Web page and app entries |
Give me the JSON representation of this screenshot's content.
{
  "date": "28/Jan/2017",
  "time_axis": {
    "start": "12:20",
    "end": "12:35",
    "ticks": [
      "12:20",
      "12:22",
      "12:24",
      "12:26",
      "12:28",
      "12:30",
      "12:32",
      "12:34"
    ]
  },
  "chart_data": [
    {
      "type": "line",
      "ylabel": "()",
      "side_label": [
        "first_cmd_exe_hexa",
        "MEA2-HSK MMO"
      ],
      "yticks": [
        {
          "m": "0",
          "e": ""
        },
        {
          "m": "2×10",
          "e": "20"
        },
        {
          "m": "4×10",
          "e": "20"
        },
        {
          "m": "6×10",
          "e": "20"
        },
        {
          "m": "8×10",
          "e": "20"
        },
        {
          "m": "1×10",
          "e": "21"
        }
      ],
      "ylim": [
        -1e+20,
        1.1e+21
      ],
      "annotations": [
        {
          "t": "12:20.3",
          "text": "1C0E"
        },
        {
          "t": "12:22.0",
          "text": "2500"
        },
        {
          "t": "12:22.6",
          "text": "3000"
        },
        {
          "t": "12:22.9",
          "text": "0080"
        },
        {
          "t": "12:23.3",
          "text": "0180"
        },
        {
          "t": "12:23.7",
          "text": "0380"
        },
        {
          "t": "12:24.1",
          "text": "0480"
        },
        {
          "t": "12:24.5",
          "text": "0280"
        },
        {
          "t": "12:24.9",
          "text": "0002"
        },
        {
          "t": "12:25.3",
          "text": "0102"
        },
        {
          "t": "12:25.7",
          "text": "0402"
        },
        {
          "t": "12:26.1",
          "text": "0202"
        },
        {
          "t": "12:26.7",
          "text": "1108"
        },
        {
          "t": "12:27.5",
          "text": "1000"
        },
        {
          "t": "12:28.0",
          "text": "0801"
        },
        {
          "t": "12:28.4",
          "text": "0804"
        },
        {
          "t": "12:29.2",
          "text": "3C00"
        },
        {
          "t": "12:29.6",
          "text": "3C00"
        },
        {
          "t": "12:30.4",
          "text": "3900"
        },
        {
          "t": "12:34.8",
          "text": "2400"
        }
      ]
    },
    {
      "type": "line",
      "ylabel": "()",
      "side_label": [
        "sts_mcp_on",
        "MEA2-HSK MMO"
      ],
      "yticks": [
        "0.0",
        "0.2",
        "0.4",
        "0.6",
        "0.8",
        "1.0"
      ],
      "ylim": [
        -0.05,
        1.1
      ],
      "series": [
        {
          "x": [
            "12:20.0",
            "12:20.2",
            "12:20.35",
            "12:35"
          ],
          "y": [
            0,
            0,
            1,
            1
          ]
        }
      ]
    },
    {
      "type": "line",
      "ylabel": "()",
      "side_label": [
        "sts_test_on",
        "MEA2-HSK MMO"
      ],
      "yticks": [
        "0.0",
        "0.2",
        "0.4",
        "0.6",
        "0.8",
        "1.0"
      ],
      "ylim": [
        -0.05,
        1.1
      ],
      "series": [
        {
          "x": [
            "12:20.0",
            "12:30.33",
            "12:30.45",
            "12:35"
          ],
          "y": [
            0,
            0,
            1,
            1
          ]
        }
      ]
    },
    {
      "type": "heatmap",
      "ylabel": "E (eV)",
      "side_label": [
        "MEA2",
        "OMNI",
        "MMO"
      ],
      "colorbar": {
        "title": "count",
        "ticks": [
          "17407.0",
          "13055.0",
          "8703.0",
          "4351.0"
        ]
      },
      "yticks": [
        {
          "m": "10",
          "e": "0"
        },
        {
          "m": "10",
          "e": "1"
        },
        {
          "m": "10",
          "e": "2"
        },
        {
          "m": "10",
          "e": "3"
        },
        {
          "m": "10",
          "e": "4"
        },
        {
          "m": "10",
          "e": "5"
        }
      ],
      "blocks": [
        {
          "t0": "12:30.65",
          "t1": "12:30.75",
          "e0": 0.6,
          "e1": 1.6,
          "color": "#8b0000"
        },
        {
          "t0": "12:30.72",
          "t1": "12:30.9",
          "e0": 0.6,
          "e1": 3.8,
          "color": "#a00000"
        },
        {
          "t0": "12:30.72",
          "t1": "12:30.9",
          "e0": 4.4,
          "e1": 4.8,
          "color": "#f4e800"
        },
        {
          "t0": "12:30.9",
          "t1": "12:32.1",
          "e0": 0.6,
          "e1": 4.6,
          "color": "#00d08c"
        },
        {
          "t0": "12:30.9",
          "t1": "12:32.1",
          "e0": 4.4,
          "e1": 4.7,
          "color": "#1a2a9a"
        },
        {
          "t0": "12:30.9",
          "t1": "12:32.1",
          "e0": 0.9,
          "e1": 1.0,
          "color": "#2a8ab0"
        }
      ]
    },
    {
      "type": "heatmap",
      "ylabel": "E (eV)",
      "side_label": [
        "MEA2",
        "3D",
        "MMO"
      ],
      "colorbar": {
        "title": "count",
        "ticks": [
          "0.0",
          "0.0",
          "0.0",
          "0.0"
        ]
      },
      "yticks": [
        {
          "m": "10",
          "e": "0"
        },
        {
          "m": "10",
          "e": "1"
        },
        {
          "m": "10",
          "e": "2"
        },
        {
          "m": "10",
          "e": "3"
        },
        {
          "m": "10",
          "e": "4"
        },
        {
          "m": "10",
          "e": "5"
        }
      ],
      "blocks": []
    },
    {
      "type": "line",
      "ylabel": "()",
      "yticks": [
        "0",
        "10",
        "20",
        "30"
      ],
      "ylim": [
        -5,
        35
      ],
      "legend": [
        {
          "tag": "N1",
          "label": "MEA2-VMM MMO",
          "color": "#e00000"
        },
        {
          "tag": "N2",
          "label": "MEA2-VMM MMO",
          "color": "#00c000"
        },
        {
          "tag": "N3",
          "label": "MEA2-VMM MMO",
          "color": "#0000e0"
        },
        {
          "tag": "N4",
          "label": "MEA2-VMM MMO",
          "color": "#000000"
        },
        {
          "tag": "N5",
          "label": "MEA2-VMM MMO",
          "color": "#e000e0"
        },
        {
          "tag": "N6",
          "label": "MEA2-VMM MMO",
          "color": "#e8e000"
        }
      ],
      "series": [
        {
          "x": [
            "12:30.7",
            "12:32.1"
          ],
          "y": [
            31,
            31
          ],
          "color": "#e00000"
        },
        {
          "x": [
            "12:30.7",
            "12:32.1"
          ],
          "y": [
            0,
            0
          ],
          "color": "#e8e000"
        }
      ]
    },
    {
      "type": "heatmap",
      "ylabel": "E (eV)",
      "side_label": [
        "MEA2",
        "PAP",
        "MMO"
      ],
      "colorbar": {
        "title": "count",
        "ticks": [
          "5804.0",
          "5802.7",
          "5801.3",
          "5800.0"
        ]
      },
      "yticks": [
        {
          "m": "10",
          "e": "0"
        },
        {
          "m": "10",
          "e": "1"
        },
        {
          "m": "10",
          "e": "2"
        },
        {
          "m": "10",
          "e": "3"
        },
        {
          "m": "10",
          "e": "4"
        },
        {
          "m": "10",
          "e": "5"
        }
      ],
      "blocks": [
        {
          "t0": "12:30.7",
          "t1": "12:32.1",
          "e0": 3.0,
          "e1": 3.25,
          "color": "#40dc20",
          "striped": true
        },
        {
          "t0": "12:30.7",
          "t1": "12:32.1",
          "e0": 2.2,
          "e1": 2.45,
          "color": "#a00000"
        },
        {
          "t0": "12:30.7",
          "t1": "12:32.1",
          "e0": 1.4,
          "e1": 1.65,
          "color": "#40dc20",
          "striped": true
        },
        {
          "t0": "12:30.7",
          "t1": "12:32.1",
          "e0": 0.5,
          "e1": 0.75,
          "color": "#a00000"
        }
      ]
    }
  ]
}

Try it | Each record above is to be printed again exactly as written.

Answer to this task |
Give me the JSON representation of this screenshot's content.
{
  "date": "28/Jan/2017",
  "time_axis": {
    "start": "12:20",
    "end": "12:35",
    "ticks": [
      "12:20",
      "12:22",
      "12:24",
      "12:26",
      "12:28",
      "12:30",
      "12:32",
      "12:34"
    ]
  },
  "chart_data": [
    {
      "type": "line",
      "ylabel": "()",
      "side_label": [
        "first_cmd_exe_hexa",
        "MEA2-HSK MMO"
      ],
      "yticks": [
        {
          "m": "0",
          "e": ""
        },
        {
          "m": "2×10",
          "e": "20"
        },
        {
          "m": "4×10",
          "e": "20"
        },
        {
          "m": "6×10",
          "e": "20"
        },
        {
          "m": "8×10",
          "e": "20"
        },
        {
          "m": "1×10",
          "e": "21"
        }
      ],
      "ylim": [
        -1e+20,
        1.1e+21
      ],
      "annotations": [
        {
          "t": "12:20.3",
          "text": "1C0E"
        },
        {
          "t": "12:22.0",
          "text": "2500"
        },
        {
          "t": "12:22.6",
          "text": "3000"
        },
        {
          "t": "12:22.9",
          "text": "0080"
        },
        {
          "t": "12:23.3",
          "text": "0180"
        },
        {
          "t": "12:23.7",
          "text": "0380"
        },
        {
          "t": "12:24.1",
          "text": "0480"
        },
        {
          "t": "12:24.5",
          "text": "0280"
        },
        {
          "t": "12:24.9",
          "text": "0002"
        },
        {
          "t": "12:25.3",
          "text": "0102"
        },
        {
          "t": "12:25.7",
          "text": "0402"
        },
        {
          "t": "12:26.1",
          "text": "0202"
        },
        {
          "t": "12:26.7",
          "text": "1108"
        },
        {
          "t": "12:27.5",
          "text": "1000"
        },
        {
          "t": "12:28.0",
          "text": "0801"
        },
        {
          "t": "12:28.4",
          "text": "0804"
        },
        {
          "t": "12:29.2",
          "text": "3C00"
        },
        {
          "t": "12:29.6",
          "text": "3C00"
        },
        {
          "t": "12:30.4",
          "text": "3900"
        },
        {
          "t": "12:34.8",
          "text": "2400"
        }
      ]
    },
    {
      "type": "line",
      "ylabel": "()",
      "side_label": [
        "sts_mcp_on",
        "MEA2-HSK MMO"
      ],
      "yticks": [
        "0.0",
        "0.2",
        "0.4",
        "0.6",
        "0.8",
        "1.0"
      ],
      "ylim": [
        -0.05,
        1.1
      ],
      "series": [
        {
          "x": [
            "12:20.0",
            "12:20.2",
            "12:20.35",
            "12:35"
          ],
          "y": [
            0,
            0,
            1,
            1
          ]
        }
      ]
    },
    {
      "type": "line",
      "ylabel": "()",
      "side_label": [
        "sts_test_on",
        "MEA2-HSK MMO"
      ],
      "yticks": [
        "0.0",
        "0.2",
        "0.4",
        "0.6",
        "0.8",
        "1.0"
      ],
      "ylim": [
        -0.05,
        1.1
      ],
      "series": [
        {
          "x": [
            "12:20.0",
            "12:30.33",
            "12:30.45",
            "12:35"
          ],
          "y": [
            0,
            0,
            1,
            1
          ]
        }
      ]
    },
    {
      "type": "heatmap",
      "ylabel": "E (eV)",
      "side_label": [
        "MEA2",
        "OMNI",
        "MMO"
      ],
      "colorbar": {
        "title": "count",
        "ticks": [
          "17407.0",
          "13055.0",
          "8703.0",
          "4351.0"
        ]
      },
      "yticks": [
        {
          "m": "10",
          "e": "0"
        },
        {
          "m": "10",
          "e": "1"
        },
        {
          "m": "10",
          "e": "2"
        },
        {
          "m": "10",
          "e": "3"
        },
        {
          "m": "10",
          "e": "4"
        },
        {
          "m": "10",
          "e": "5"
        }
      ],
      "blocks": [
        {
          "t0": "12:30.65",
          "t1": "12:30.75",
          "e0": 0.6,
          "e1": 1.6,
          "color": "#8b0000"
        },
        {
          "t0": "12:30.72",
          "t1": "12:30.9",
          "e0": 0.6,
          "e1": 3.8,
          "color": "#a00000"
        },
        {
          "t0": "12:30.72",
          "t1": "12:30.9",
          "e0": 4.4,
          "e1": 4.8,
          "color": "#f4e800"
        },
        {
          "t0": "12:30.9",
          "t1": "12:32.1",
          "e0": 0.6,
          "e1": 4.6,
          "color": "#00d08c"
        },
        {
          "t0": "12:30.9",
          "t1": "12:32.1",
          "e0": 4.4,
          "e1": 4.7,
          "color": "#1a2a9a"
        },
        {
          "t0": "12:30.9",
          "t1": "12:32.1",
          "e0": 0.9,
          "e1": 1.0,
          "color": "#2a8ab0"
        }
      ]
    },
    {
      "type": "heatmap",
      "ylabel": "E (eV)",
      "side_label": [
        "MEA2",
        "3D",
        "MMO"
      ],
      "colorbar": {
        "title": "count",
        "ticks": [
          "0.0",
          "0.0",
          "0.0",
          "0.0"
        ]
      },
      "yticks": [
        {
          "m": "10",
          "e": "0"
        },
        {
          "m": "10",
          "e": "1"
        },
        {
          "m": "10",
          "e": "2"
        },
        {
          "m": "10",
          "e": "3"
        },
        {
          "m": "10",
          "e": "4"
        },
        {
          "m": "10",
          "e": "5"
        }
      ],
      "blocks": []
    },
    {
      "type": "line",
      "ylabel": "()",
      "yticks": [
        "0",
        "10",
        "20",
        "30"
      ],
      "ylim": [
        -5,
        35
      ],
      "legend": [
        {
          "tag": "N1",
          "label": "MEA2-VMM MMO",
          "color": "#e00000"
        },
        {
          "tag": "N2",
          "label": "MEA2-VMM MMO",
          "color": "#00c000"
        },
        {
          "tag": "N3",
          "label": "MEA2-VMM MMO",
          "color": "#0000e0"
        },
        {
          "tag": "N4",
          "label": "MEA2-VMM MMO",
          "color": "#000000"
        },
        {
          "tag": "N5",
          "label": "MEA2-VMM MMO",
          "color": "#e000e0"
        },
        {
          "tag": "N6",
          "label": "MEA2-VMM MMO",
          "color": "#e8e000"
        }
      ],
      "series": [
        {
          "x": [
            "12:30.7",
            "12:32.1"
          ],
          "y": [
            31,
            31
          ],
          "color": "#e00000"
        },
        {
          "x": [
            "12:30.7",
            "12:32.1"
          ],
          "y": [
            0,
            0
          ],
          "color": "#e8e000"
        }
      ]
    },
    {
      "type": "heatmap",
      "ylabel": "E (eV)",
      "side_label": [
        "MEA2",
        "PAP",
        "MMO"
      ],
      "colorbar": {
        "title": "count",
        "ticks": [
          "5804.0",
          "5802.7",
          "5801.3",
          "5800.0"
        ]
      },
      "yticks": [
        {
          "m": "10",
          "e": "0"
        },
        {
          "m": "10",
          "e": "1"
        },
        {
          "m": "10",
          "e": "2"
        },
        {
          "m": "10",
          "e": "3"
        },
        {
          "m": "10",
          "e": "4"
        },
        {
          "m": "10",
          "e": "5"
        }
      ],
      "blocks": [
        {
          "t0": "12:30.7",
          "t1": "12:32.1",
          "e0": 3.0,
          "e1": 3.25,
          "color": "#40dc20",
          "striped": true
        },
        {
          "t0": "12:30.7",
          "t1": "12:32.1",
          "e0": 2.2,
          "e1": 2.45,
          "color": "#a00000"
        },
        {
          "t0": "12:30.7",
          "t1": "12:32.1",
          "e0": 1.4,
          "e1": 1.65,
          "color": "#40dc20",
          "striped": true
        },
        {
          "t0": "12:30.7",
          "t1": "12:32.1",
          "e0": 0.5,
          "e1": 0.75,
          "color": "#a00000"
        }
      ]
    }
  ]
}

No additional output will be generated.